Geneva Bible 1560

 

   

4:1And in that day shall seuen women take hold of one man, saying, Wee will eate our owne bread, and we wil weare our owne garments: onely let vs bee called by thy name, and take away our reproche.
4:2In that day shall the budde of the Lord bee beautifull and glorious, and the fruite of the earth shalbe excellent and pleasant for them that are escaped of Israel.
4:3Then hee that shalbe left in Zion, and hee that shall remaine in Ierusalem, shalbe called holy, and euery one shalbe written among the liuing in Ierusalem,
4:4When the Lord shall wash the filthines of the daughters of Zion, and purge the blood of Ierusalem out of the middes thereof by the spirite of iudgement, and by the spirit of burning.
4:5And the Lord shall create vpon euery place of mount Zion, and vpon the assemblies thereof, a cloude and smoke by day, and the shining of a flaming fire by night: for vpon all the glory shall be a defence.
4:6And a couering shalbe for a shadow in the day for the heate, and a place of refuge and a couert for the storme and for the raine.
Geneva Bible 1560

Geneva Bible 1560

The Geneva Bible is one of the most influential and historically significant translations of the Bible into English, preceding the King James translation by 51 years. It was the primary Bible of 16th century Protestantism and was the Bible used by William Shakespeare, Oliver Cromwell, John Knox, John Donne, and John Bunyan. The language of the Geneva Bible was more forceful and vigorous and because of this, most readers strongly preferred this version at the time.

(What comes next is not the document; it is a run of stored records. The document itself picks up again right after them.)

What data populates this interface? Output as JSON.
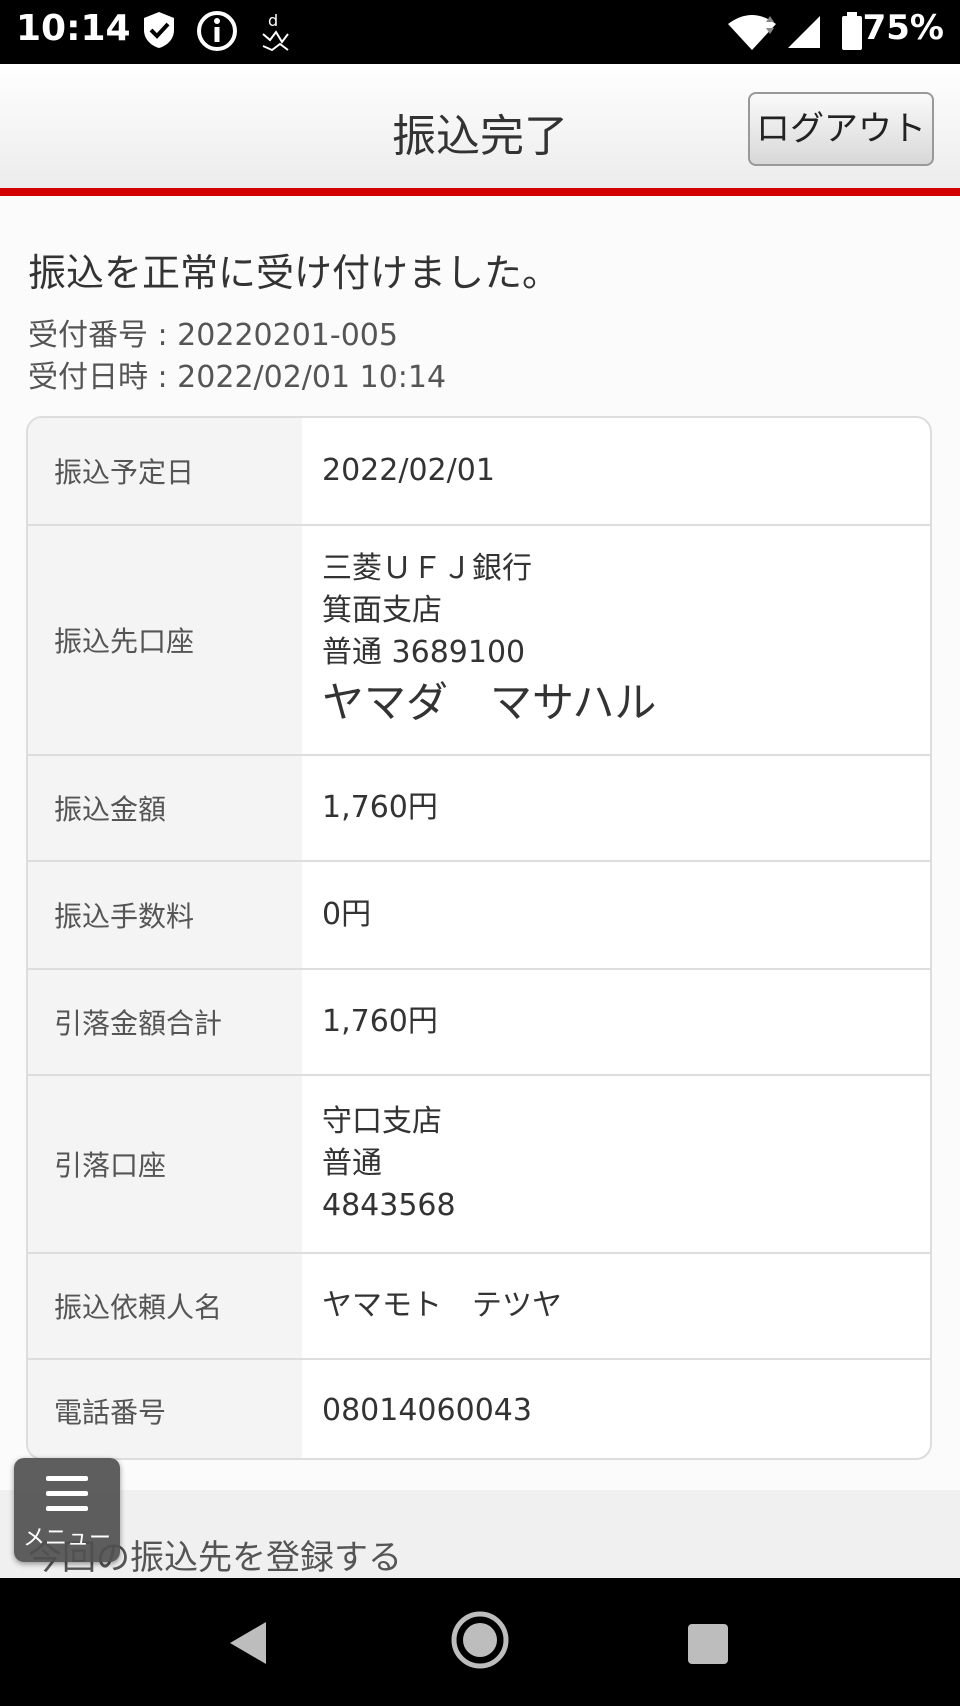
{
  "status_bar": {
    "time": "10:14",
    "battery": "75%",
    "icons": [
      "shield-icon",
      "info-icon",
      "d-health-icon",
      "wifi-icon",
      "signal-icon",
      "battery-icon"
    ]
  },
  "header": {
    "title": "振込完了",
    "logout_label": "ログアウト",
    "accent_color": "#d20000"
  },
  "result": {
    "message": "振込を正常に受け付けました。",
    "receipt_number": "受付番号 : 20220201-005",
    "receipt_datetime": "受付日時 : 2022/02/01 10:14"
  },
  "details": [
    {
      "label": "振込予定日",
      "lines": [
        "2022/02/01"
      ]
    },
    {
      "label": "振込先口座",
      "lines": [
        "三菱ＵＦＪ銀行",
        "箕面支店",
        "普通 3689100"
      ],
      "name": "ヤマダ　マサハル"
    },
    {
      "label": "振込金額",
      "lines": [
        "1,760円"
      ]
    },
    {
      "label": "振込手数料",
      "lines": [
        "0円"
      ]
    },
    {
      "label": "引落金額合計",
      "lines": [
        "1,760円"
      ]
    },
    {
      "label": "引落口座",
      "lines": [
        "守口支店",
        "普通",
        "4843568"
      ]
    },
    {
      "label": "振込依頼人名",
      "lines": [
        "ヤマモト　テツヤ"
      ]
    },
    {
      "label": "電話番号",
      "lines": [
        "08014060043"
      ]
    }
  ],
  "register_link": "今回の振込先を登録する",
  "menu_label": "メニュー",
  "nav": [
    "back-icon",
    "home-icon",
    "recents-icon"
  ]
}
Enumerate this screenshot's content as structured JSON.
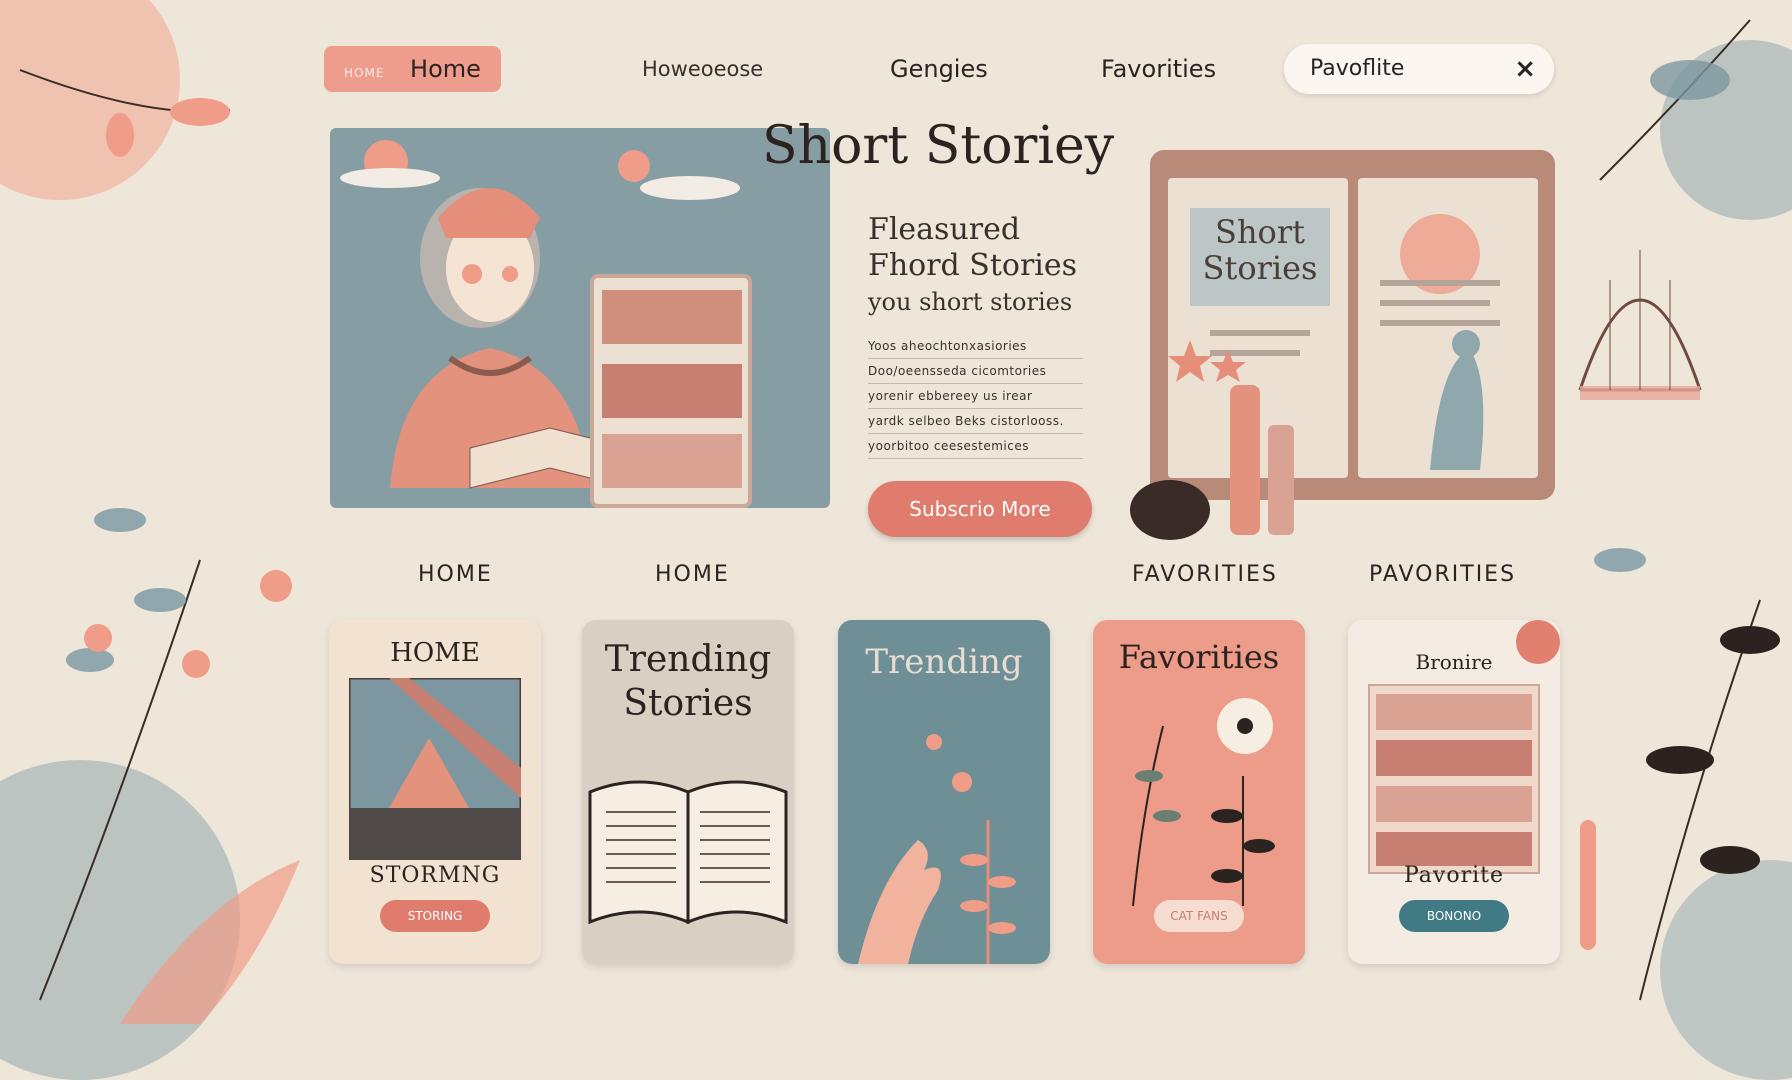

The Geneva Bible was produced by a group of English scholars who, fleeing from the reign of Queen Mary, had found refuge in Switzerland. During the reign of Queen Mary, no Bibles were printed in England, the English Bible was no longer used in churches and English Bibles already in churches were removed and burned. Mary was determined to return Britain to Roman Catholicism.

The first English Protestant to die during Mary's turbulent reign was John Rogers in 1555, who had been the editor of the Matthews Bible. At this time, hundreds of Protestants left England and headed for Geneva, a city which under the leadership of Calvin, had become the intellectual and spiritual capital of European Protestants.

One of these exiles was William Whittingham, a fellow of Christ Church at Oxford University, who had been a diplomat, a courtier, was much traveled and skilled in many languages including Greek and Hebrew. He eventually succeeded John Knox as the minister of the English congregation in Geneva. Whittingham went on to publish the 1560 Geneva Bible.

This version is significant because, it came with a variety of scriptural study guides and aids, which included verse citations that allow the reader to cross-reference one verse with numerous relevant verses in the rest of the Bible, introductions to each book of the Bible that acted to summarize all of the material that each book would cover, maps, tables, woodcut illustrations, indices, as well as other included features, all of which would eventually lead to the reputation of the Geneva Bible as history's very first study Bible.